SPF-aware greylisting with Exim and memcache

This is a followup of my 2011’s article avoiding Spams with SPF and greylisting within Exim. What changed since then? I actually am not more harrassed by spam that I was earlier on. It works. I am spam free since a decade now. No, but, however, several importants mail providers have a tendancy to send mail through multiples SMTPs, so many it took a while for any of them to do at least two attempt. So some mails takes ages to pass the greylist.

Contemplating the idea to use opensmtpd, I incidentally found an interesting proposal to mix greylisting of IP with SPF-validated domains.

The idea is that you greylist either an SMTP IP or a domain including any SMTP IP approved by SPF.

I updated the memcached-exim.pl script previously used and described. It was simplified because I dont think useful to actually make greylist per sender and recipient, only per IP or domain. Now it either only greylist IP, if not validated by SPF, or the domain and IP on success (to save a few SPF further test).

I dont think it should have any noticeable impact on the server behavior. SPF is anyway checked, so it is meaningless since there is local caching DNS on my mail servers.

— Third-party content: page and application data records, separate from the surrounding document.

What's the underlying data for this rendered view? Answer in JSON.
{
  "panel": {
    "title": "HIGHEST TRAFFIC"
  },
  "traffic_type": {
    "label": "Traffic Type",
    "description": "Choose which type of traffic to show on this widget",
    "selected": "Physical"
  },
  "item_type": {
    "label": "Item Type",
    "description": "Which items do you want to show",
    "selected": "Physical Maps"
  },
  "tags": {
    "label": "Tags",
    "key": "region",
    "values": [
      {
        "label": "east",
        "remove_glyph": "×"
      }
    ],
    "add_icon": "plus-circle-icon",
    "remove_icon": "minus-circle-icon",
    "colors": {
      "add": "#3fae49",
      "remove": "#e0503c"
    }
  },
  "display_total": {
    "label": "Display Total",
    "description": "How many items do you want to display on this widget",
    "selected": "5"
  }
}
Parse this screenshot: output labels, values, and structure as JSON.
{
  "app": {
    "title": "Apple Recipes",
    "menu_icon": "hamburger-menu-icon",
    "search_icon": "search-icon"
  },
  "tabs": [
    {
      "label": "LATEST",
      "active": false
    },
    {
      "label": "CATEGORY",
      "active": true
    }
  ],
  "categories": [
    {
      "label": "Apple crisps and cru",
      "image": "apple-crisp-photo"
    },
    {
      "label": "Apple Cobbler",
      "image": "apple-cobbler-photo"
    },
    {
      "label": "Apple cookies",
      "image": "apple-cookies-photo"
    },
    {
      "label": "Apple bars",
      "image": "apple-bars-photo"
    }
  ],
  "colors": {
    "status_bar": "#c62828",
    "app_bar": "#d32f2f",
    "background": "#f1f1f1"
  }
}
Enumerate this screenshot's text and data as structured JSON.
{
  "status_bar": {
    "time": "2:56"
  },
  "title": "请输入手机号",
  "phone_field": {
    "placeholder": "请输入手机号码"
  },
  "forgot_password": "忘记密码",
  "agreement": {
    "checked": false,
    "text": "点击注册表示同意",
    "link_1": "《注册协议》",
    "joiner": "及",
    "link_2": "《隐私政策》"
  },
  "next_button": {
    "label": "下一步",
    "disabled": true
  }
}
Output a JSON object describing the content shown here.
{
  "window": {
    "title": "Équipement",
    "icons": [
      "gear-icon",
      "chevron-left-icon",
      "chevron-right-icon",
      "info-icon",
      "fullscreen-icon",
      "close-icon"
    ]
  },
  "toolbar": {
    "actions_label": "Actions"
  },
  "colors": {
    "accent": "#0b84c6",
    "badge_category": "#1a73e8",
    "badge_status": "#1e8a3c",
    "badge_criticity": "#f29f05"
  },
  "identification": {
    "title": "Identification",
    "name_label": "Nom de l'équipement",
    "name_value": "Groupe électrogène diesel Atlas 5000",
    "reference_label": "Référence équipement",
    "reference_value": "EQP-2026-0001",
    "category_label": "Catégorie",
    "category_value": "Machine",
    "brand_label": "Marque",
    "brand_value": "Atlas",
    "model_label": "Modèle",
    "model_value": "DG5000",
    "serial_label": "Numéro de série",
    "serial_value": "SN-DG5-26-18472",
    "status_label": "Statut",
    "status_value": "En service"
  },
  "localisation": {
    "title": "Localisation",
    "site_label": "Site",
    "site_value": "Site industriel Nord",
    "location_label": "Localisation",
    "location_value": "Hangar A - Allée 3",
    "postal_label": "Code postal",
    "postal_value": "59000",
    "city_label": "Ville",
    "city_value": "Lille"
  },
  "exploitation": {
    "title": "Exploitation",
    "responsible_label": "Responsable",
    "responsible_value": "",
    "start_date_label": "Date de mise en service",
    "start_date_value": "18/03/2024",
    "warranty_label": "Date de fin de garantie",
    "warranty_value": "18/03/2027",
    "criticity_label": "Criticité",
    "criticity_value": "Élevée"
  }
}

The earlier /etc/exim4/memcached.conf is actually no longer required (defaults are enough). You still need exim configuration counterparts:  /etc/exim4/conf.d/main/00_stalag13-config_0greylist and /etc/exim4/conf.d/acl/26_stalag13-config_check_rcpt.

Avoiding Spams with SPF and greylisting within Exim

A year ago, I posted an article describing a way to slay Spams with both Bogofilter and SpamAssassin embedded in exim. This method was proven effective for my mailboxes:  since then, during a timespan of one year, Bogofilter caught ~ 85 % of actual spams, SpamAssassin (called only if mail not already flagged defavorably by Bogofilter) caught ~ 15 %. Do the math, I had almost none to flag by hand.

Why would I change such setup? For fun, obviously 🙂

Actually, I made no change, I just implemented SPF (Sender Policy Framework) and greylisting.

I noticed that plenty of spams were sent to my server @thisdomain claiming to be sent by whoever@thisdomain. These dirty spams were easily caught by the duo Bogofilter / SpamAssassin, but still, it annoyed me that @thisdomain was misused. SPF allows, using DNS records, to list which servers/computers are allowed to send mails from addresses @thisdomain.   SPF checks are predefined in Exim out of the box, so I’ll skip its configuration. The relevant DNS record (with bind9), allowing only two boxes (primary and secondary mail servers) designated by their IP to send mails @thisdomain, looks like:

thisdomain. IN  TXT  "v=spf1 ip4:78.249.xxx.xxx ip4:86.65.xxx.xxx -all"

Result: Since I implemented SPF on my domains, there was no change in the number of spam caughts. However, during this period, my primary server list of temporary bans dropped from 200/100 IPs to 40/20 IPs. I cannot pinpoint with certainty the cause of this evolution because the temporary bans list depends on plenty of things. But, surely, pretending to send mails @thesedomainsgrilledbySPF surely lost some interest for spambots. Implementing SPF is actually not about helping ourselves directly but indirectly: reducing effectiveness of spambots helps everybody.

I use greylisting on my secondary mail server since a while and I noticed over years that this one almost never had to ban IPs. Not that he never received spam, but that he almost never received mails from very obvious spam sources identified at STMP time.  Seems that most very obvious spam sources never insist enough to pass through greylisting. I guess that most spambots are coded to skip any mail server that does not immediatly accept a proper SMTP transaction, because it has no time to waste, considering how little is the percentage of spams sent actually reaching someone real.

This greylisting use the following files (an assumes memcached and libcache-memcached-perl are properly installed):

So I gave a try using greylist my primary mail server, but with a very short waiting time, because 5 minutes, for example, to receive mail from a not-yet-known  source is not acceptable. So I edited the relevant conf.d/main/ file to GREY_MINUTES = 0.5 and GREY_TTL_DAYS = 25.

Result: no changes regarding the number of caught spams. However, like on the secondary mail server, the number of banned IPs is near to none. Looks like most obvious spam sources don’t wait even only 30 seconds – actually, it’s a very acute choice as they would be anyway banned if they did.